LOS ANGELES (Reuters) - Chinese Vice President Xi Jinping said on Friday the Chinese economy would experience stable growth and avoid a hard landing this year, discounting a scenario economists fear may upset the global economy.
The Chinese leader-in-waiting, turning to courting American companies and governors hungry for a slice of his nation’s growth, told a business forum in Los Angeles that the world’s No. 2 economy will continue to push domestic demand while directing investment toward the United States.
Xi said “2012 will be a crucial year in driving the 12th five-year plan. China’s economy will maintain stable growth ... there will be no so-called hard landing.”
“We will encourage more consumption, imports, and outward investment,” he told a business forum in Los Angeles on the final leg of his five-day U.S. visit, drawing light applause.
Xi is almost certain to succeed Hu Jintao as Chinese president in just over a year, and his tour of the United States has featured commercial deals and reassuring talk intended to blunt American ire about the trade gap between the countries.
But the 58-year-old former Shanghai party secretary found time also for less weighty matters, including a quick detour to the International Studies Learning School in South Gate — an urban Los Angeles enclave of mainly Hispanics.
U.S. Vice President Joe Biden and Xi met with students studying Chinese and watched as students performed a traditional dragon dance to drums and did kung fu moves to applause.
“Notwithstanding the differences on matters relating to trade and some other issues, there’s one thing we absolutely agree wholeheartedly, that the future of the 21st century is going to be written in large part by how well the United States of America and China meet their mutual responsibilities, for us to cooperate in a friendly way,” Biden said after.
Xi is poised to become China’s next leader after a decade in which it has grown to become the world’s second-largest economy, while the United States has endured the deepest recession since the Great Depression of the 1930s.
The twin superpowers now butt heads on a plethora of issues from human rights to Taiwan. The U.S. trade deficit with China expanded to a record $295.5 billion in 2011 and many U.S. lawmakers complain that China’s yuan currency is significantly undervalued, giving its companies an unfair advantage.

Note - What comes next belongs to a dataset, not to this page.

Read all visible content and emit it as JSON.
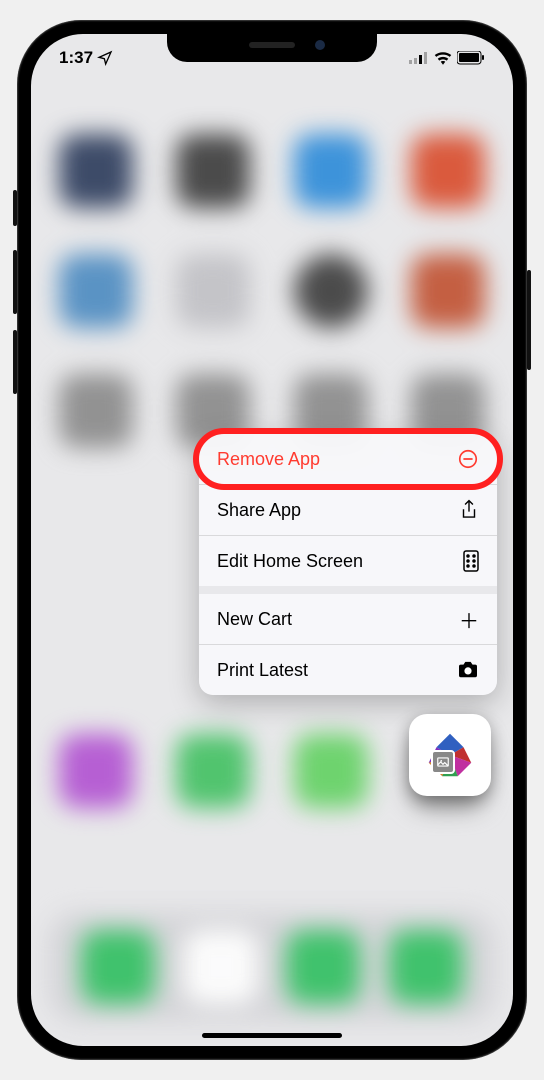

As well, the Obama administration has accused Beijing of distorting trade flows by ignoring intellectual property theft, putting up barriers against foreign investors and creating rules that favor China’s state-owned behemoths.
On Friday, Xi said his country is working to address those concerns.

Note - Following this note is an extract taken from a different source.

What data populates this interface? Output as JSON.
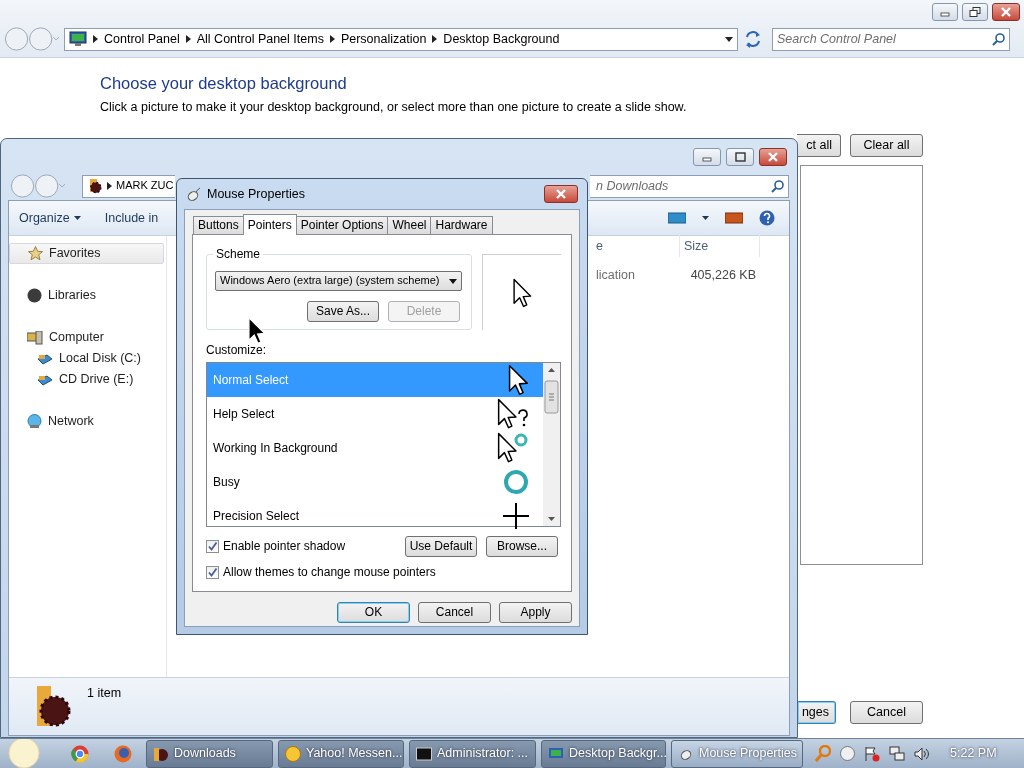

“We are strengthening intellectual property protection through a mix of administrative and judicial measures,” he said.
Xi’s stop in Los Angeles has been choreographed to display China’s case that its rapid growth presents the U.S. economy with opportunities, not threats. He is also due to attend a meeting of U.S. state governors and Chinese provincial leaders talking about expanding economic links.
Scores of executives from major U.S. and Chinese companies, from Intel to Microsoft, lined up to sign a plethora of deals after Xi’s address at the economic forum on Friday. Those included “Kung Fu Panda” studio Dreamworks Animation’s venture to make films from Shanghai, and Chinese telecoms giant Huawei’s pledge to award $6 billion of contracts over three years to Qualcomm Inc, Broadcom Corp and Avago.
The Chinese trade delegation this week also inked deals to buy a record 13.4 million tonnes of U.S. soybeans, valued at $6.7 billion. Before Los Angeles, Xi visited the heartland farm state of Iowa, where Chinese soybean buyers announced they would buy more than $4 billion in U.S. soybeans this year.
At a midday reception for Xi that brought together some U.S. governors and their Chinese counterparts, Biden said the United States welcomed Chinese competition and investment. But he again nudged Xi on trade barriers.
“Competition can only benefit everyone if the rules are fair and followed,” he said. “The faster the U.S. economy grows, the more Chinese citizens will benefit.”
Chinese officials are worried about their government becoming a focus of feuding during the U.S. presidential election race, when jobs and economic opportunities are likely to weigh on many voters’ minds.
On Thursday, a leading Republican contender for the White House, Mitt Romney, criticized President Barack Obama’s China policy and called meetings this week with Vice President Xi “empty pomp.”
Earlier, in Washington, Xi suggested that the United States should fix its own economic problems and relax high-tech export controls, instead of blaming China.
“China has become the United States’ fastest growing export market,” Xi told an audience of business executives and policymakers on Wednesday.
“Speaking frankly, an important aspect of addressing the imbalance in Chinese-U.S. trade is the United States’ own economic policies and structural adjustment.”
Xi echoed those sentiments on Friday but also sought to dispel fears that China’s economic and political ascendancy could pose a threat.
“A prosperous and stable China will not be a threat to any country,” he said.
Additional reporting by Paul Eckert in Washington; Editing by Anthony Boadle